• [Work item]:
In the data below, which lines hold the word "value"? Copy them.

• [Provided data]:

* * * * * * * * *

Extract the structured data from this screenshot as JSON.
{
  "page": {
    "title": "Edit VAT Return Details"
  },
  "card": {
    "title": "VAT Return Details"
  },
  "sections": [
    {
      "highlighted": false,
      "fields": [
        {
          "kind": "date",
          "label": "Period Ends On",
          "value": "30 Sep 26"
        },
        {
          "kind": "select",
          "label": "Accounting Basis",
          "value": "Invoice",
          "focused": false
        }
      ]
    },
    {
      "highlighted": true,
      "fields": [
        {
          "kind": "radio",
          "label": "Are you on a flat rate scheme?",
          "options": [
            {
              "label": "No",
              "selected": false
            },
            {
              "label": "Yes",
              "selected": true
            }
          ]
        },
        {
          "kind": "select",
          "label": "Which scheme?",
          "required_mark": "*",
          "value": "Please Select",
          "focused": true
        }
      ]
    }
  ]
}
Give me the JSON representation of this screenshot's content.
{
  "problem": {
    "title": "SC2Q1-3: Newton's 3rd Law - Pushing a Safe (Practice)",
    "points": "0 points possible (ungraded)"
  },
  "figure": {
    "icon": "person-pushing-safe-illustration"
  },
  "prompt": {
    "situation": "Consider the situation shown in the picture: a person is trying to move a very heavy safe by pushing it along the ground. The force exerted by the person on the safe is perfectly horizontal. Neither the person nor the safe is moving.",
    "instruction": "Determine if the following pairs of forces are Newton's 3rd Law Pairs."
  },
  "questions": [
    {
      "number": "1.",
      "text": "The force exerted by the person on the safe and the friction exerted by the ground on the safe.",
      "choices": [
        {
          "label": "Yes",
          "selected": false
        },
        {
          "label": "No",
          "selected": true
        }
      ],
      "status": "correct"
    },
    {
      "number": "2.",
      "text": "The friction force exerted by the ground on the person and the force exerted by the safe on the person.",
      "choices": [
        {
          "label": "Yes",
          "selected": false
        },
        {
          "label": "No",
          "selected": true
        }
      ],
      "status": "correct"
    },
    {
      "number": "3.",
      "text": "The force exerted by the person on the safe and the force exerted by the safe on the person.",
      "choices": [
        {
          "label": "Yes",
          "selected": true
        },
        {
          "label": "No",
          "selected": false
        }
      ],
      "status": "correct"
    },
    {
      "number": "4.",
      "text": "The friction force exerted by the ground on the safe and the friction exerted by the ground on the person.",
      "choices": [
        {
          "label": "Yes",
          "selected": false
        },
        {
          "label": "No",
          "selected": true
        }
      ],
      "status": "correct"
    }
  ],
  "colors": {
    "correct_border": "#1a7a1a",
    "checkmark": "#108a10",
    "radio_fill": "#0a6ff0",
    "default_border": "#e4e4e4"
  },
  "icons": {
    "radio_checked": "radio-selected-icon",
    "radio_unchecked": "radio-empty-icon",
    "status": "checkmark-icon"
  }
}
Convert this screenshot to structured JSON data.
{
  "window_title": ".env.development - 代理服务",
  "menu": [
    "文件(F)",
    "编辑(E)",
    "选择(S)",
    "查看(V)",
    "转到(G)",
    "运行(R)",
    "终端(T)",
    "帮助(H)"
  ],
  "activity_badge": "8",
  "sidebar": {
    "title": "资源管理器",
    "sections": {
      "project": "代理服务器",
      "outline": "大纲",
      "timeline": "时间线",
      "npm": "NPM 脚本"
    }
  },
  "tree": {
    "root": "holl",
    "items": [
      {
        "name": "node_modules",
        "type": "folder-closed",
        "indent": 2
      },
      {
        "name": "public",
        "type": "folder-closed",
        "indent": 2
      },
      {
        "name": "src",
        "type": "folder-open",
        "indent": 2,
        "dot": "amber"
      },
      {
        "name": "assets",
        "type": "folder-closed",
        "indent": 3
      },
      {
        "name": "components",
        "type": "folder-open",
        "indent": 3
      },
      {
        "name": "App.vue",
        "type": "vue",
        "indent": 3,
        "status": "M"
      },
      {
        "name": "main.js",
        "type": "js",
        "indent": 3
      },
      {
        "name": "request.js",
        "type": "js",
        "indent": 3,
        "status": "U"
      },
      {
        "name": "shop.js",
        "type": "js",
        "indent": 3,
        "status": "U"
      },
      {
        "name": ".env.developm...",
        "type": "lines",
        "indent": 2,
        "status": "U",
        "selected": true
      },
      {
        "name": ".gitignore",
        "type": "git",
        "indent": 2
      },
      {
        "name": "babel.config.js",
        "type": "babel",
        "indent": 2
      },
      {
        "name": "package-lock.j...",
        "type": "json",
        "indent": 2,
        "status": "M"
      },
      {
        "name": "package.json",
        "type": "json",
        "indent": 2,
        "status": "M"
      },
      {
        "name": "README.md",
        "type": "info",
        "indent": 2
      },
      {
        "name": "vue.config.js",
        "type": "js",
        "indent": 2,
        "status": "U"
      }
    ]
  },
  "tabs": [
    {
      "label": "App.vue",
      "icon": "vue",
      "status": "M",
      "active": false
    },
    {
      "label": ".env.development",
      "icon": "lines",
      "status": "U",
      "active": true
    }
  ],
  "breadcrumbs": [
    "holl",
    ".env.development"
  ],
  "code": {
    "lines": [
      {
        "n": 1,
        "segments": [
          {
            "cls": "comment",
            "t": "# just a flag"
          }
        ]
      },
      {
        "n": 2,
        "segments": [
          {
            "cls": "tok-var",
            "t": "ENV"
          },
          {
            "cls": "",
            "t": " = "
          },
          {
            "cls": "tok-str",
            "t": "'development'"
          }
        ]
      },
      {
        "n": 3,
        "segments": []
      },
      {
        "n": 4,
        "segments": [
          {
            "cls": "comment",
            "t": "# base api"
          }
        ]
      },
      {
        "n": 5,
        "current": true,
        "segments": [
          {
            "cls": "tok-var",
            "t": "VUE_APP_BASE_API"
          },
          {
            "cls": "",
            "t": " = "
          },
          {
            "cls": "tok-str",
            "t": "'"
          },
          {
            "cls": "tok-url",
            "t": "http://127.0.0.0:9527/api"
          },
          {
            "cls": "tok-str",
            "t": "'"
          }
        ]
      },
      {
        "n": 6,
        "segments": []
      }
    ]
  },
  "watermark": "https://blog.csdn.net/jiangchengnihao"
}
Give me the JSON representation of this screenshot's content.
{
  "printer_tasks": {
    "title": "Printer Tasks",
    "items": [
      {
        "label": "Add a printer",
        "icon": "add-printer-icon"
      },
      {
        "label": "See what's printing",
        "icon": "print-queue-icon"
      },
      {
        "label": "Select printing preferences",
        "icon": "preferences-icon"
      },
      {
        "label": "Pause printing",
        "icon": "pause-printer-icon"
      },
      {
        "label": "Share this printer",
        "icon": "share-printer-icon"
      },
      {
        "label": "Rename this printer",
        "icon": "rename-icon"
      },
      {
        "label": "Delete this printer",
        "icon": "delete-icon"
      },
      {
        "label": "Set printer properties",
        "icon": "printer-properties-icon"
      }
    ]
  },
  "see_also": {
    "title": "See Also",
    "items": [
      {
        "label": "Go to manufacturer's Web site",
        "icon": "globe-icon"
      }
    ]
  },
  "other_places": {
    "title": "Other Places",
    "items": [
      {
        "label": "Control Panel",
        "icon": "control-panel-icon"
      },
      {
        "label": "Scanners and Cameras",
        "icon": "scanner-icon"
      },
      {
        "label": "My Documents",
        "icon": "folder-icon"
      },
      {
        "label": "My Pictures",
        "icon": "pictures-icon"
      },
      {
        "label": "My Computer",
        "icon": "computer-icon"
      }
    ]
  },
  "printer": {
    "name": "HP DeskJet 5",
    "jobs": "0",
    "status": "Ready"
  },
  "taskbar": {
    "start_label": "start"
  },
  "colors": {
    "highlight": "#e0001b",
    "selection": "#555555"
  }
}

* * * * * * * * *

• [Answer space]:
          "value": "30 Sep 26"
          "value": "Invoice",
          "value": "Please Select",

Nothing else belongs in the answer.